• Task requirements: Within the data below, find the string "name" and return each line where it occurs.

══════════

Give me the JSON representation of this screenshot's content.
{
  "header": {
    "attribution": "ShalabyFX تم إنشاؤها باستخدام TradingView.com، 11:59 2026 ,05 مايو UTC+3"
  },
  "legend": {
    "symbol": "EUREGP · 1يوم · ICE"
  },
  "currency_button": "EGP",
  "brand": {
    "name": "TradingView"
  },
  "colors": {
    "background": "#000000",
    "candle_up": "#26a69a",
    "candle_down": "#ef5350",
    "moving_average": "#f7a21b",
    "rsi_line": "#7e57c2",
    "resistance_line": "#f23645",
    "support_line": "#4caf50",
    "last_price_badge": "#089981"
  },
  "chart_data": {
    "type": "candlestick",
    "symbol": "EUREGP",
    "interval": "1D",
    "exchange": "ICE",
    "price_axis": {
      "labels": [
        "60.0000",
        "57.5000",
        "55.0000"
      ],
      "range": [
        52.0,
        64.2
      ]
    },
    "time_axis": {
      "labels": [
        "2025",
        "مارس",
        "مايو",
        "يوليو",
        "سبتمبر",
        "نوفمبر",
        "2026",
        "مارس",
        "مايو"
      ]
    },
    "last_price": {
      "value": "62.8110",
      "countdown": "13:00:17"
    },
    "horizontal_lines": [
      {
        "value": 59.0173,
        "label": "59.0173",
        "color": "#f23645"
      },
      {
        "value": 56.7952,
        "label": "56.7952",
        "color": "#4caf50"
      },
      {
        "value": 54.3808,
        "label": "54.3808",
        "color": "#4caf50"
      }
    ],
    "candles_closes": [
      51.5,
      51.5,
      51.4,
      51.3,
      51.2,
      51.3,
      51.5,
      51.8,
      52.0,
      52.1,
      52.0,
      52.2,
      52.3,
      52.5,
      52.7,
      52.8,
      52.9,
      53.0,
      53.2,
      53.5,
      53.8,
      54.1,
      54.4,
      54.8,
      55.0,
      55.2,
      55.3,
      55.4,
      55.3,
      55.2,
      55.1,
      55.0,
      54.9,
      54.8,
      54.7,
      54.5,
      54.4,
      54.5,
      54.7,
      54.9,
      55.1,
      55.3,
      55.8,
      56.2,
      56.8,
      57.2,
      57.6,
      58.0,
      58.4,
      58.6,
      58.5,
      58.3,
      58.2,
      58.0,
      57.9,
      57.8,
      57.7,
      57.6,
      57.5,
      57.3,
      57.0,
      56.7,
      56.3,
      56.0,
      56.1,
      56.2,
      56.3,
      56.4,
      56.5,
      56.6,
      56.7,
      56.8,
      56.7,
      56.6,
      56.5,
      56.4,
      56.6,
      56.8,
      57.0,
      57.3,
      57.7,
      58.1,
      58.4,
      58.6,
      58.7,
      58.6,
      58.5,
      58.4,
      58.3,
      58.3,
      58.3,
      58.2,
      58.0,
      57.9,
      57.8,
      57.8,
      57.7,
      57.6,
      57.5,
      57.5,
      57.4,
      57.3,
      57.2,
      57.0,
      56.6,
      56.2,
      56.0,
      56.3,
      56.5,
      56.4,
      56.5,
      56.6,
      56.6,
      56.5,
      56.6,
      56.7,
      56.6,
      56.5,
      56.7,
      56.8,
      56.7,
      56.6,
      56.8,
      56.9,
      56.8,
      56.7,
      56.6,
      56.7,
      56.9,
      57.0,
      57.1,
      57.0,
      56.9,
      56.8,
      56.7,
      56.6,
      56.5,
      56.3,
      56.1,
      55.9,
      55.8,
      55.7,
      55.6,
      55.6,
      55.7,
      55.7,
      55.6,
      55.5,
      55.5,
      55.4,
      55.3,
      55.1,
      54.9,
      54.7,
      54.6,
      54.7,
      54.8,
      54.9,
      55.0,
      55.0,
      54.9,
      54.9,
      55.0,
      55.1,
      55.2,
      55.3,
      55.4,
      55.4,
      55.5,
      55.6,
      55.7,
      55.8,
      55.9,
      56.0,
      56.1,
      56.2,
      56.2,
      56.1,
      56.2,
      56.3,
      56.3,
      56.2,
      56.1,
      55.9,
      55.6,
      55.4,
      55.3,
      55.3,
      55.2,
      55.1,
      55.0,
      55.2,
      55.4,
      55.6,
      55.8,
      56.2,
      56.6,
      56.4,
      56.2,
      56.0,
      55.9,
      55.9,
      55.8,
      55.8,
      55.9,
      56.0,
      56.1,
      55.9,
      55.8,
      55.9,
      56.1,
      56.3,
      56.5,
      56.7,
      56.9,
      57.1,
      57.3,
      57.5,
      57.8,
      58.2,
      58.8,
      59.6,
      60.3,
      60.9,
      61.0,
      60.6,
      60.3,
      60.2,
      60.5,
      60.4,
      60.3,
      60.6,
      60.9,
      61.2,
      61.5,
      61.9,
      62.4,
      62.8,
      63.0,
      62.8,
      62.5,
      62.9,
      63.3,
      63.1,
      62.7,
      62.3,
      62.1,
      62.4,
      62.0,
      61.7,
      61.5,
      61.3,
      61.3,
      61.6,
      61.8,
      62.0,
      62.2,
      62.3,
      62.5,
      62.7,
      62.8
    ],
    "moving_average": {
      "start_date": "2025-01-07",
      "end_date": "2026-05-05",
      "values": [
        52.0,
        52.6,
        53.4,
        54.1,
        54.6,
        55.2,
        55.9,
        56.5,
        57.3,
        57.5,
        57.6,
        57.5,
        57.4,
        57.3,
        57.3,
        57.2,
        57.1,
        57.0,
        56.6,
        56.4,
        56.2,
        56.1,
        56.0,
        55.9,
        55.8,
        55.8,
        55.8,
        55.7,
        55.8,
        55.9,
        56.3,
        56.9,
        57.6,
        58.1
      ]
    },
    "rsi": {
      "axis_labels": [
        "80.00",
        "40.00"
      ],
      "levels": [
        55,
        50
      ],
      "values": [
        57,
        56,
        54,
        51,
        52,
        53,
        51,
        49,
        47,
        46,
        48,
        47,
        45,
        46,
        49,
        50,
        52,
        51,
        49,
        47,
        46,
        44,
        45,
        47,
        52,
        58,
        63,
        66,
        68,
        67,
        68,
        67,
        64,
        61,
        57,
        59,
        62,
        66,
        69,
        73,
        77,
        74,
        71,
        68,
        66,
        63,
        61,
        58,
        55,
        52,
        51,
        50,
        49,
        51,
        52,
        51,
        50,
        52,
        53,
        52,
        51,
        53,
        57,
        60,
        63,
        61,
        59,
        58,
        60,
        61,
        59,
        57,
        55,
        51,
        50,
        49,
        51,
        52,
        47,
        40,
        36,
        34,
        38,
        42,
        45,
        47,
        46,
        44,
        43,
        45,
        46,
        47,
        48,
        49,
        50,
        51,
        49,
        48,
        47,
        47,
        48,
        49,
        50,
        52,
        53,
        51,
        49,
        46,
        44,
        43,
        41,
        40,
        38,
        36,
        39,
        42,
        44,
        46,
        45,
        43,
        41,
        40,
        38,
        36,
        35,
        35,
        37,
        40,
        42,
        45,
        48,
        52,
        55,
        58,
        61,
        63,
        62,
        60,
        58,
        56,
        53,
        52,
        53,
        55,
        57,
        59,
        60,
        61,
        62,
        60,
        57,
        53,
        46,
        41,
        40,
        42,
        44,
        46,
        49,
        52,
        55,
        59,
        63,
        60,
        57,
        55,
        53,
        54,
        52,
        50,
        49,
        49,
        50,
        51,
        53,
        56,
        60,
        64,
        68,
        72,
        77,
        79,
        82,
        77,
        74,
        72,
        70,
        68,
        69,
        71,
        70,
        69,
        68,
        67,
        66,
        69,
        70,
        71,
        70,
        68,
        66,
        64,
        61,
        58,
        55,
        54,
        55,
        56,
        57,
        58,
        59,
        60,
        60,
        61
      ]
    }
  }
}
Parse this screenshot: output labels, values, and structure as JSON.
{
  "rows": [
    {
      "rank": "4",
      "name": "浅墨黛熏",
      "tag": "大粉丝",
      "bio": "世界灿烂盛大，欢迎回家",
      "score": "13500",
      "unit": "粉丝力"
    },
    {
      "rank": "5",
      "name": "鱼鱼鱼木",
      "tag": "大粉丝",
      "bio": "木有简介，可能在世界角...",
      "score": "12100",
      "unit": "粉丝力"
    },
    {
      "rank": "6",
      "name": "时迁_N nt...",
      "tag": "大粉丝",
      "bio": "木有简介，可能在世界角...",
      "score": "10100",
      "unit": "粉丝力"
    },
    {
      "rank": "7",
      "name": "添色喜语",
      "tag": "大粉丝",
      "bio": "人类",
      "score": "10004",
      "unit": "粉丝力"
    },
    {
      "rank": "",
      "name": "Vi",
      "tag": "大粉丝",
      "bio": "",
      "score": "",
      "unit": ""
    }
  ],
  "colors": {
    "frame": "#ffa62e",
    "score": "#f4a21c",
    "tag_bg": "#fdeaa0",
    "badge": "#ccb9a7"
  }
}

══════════

• Output of the exercise:
    "name": "TradingView"
      "name": "浅墨黛熏",
      "name": "鱼鱼鱼木",
      "name": "时迁_N nt...",
      "name": "添色喜语",
      "name": "Vi",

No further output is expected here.